We can reach that goal much faster together. I am directing the DNR, Michigan Snowmobile and Trail Advisory Committee, Michigan Natural Resources Trust Fund, the MEDC, the MDARD and the MDOT to align and prioritize their efforts to support and create trail connections. All these entities will reach out to local communities as partners, helping them to maximize the economic return from trail use. We can and will seek to make Michigan the Trail State.

He then committed to a new long distance trail.

As the Trail State, we will need a showcase trail that celebrates these efforts and pulls together private and public trails into a signature Pure Michigan experience. With the addition of approximately 200 miles of additional trails in the Lower Peninsula and the UP, we could hike or bike from Belle Isle to the Wisconsin border. Today, I am directing DNR to focus on connecting those trails, through cooperation with private and non-profit partners and the use of their own resources.

The Michigan Trails and Greenways Alliance (MTGA) helped with the trail routing — primarily bike lanes and sidewalks — through the city of Detroit and further north.

What’s odd is that the Midland to Mackinaw Trail is not fully open to bicycles. The same is true for some parts of the North Country National Scenic Trail which is used across the Upper Peninsula. The parts of that trail along Pictured Rocks and in the Ottawa National Forest are not open to bikes.

Reading the Governor’s text, it appears the trail should be open bikes.

What’s interesting is the latest State Trails Plan calls this trail a hiking trail. Certainly not all hiking trails are hiking-only trails, but it does make one wonder if the intended trail usages have changed since the original announcement.

We’ll trying to find an answer.

Continue the trail to Canada

The Governor has been a vocal champion of the New International Trade Crossing between Detroit and Windsor.

To us, it makes perfect sense that his proposed trail get extended to the new bridge and connect with Canada. This is another reason why we need bike and pedestrian access on this bridge.

In an informal conversation with the Governor, he seemed supportive of having this access on the bridge. In a followup email, he recognized that the approved plans do support bikes and pedestrians, but they also say it is up to U.S. and Canadian border security to approve it.

MTGA contacted Senator Carl Levin for assistance in working with Homeland Security. The Senator wrote Secretary Janet Napolitano of the Department of Homeland Security in support of bike and pedestrian access on the bridge.

“There are many benefits of a year-round cycling connection between Detroit and Windsor, including by bolstering the cycle tourism in the region.”
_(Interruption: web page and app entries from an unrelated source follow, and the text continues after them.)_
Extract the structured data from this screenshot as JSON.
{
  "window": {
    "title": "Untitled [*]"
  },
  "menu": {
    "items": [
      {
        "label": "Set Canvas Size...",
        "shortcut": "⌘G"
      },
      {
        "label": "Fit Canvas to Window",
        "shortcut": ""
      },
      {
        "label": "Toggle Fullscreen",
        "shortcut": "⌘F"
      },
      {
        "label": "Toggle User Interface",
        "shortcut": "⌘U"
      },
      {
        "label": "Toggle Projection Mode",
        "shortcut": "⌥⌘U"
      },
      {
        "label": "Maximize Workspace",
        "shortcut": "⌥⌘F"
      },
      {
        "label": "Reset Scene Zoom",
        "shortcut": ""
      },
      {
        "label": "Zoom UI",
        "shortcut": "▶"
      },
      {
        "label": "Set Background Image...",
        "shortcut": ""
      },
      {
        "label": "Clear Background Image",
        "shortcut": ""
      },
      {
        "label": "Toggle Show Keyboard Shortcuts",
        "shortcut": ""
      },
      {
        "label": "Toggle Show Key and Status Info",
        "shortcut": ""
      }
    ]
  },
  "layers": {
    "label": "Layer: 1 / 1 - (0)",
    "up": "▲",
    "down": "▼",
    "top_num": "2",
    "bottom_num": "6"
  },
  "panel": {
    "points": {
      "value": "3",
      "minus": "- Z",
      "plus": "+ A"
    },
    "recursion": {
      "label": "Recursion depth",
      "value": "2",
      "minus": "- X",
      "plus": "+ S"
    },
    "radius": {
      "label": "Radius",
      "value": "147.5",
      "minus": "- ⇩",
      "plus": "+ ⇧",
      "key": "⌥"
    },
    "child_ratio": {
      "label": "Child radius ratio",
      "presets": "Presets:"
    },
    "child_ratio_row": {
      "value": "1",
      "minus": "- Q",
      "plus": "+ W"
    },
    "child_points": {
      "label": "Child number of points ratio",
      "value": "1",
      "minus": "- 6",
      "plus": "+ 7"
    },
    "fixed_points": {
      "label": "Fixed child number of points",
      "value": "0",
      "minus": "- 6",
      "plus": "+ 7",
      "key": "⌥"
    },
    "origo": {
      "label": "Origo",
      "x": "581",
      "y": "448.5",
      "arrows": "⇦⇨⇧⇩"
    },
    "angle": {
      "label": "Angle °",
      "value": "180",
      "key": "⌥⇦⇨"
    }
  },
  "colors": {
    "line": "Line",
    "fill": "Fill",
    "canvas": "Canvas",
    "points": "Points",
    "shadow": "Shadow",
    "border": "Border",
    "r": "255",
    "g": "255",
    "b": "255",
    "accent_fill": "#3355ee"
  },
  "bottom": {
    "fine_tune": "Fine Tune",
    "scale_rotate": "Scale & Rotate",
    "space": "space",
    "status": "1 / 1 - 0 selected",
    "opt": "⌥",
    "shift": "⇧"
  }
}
This support is already helping to legitimize the importance of this issue on both sides of the border — and we look forward to more positive news in the coming months.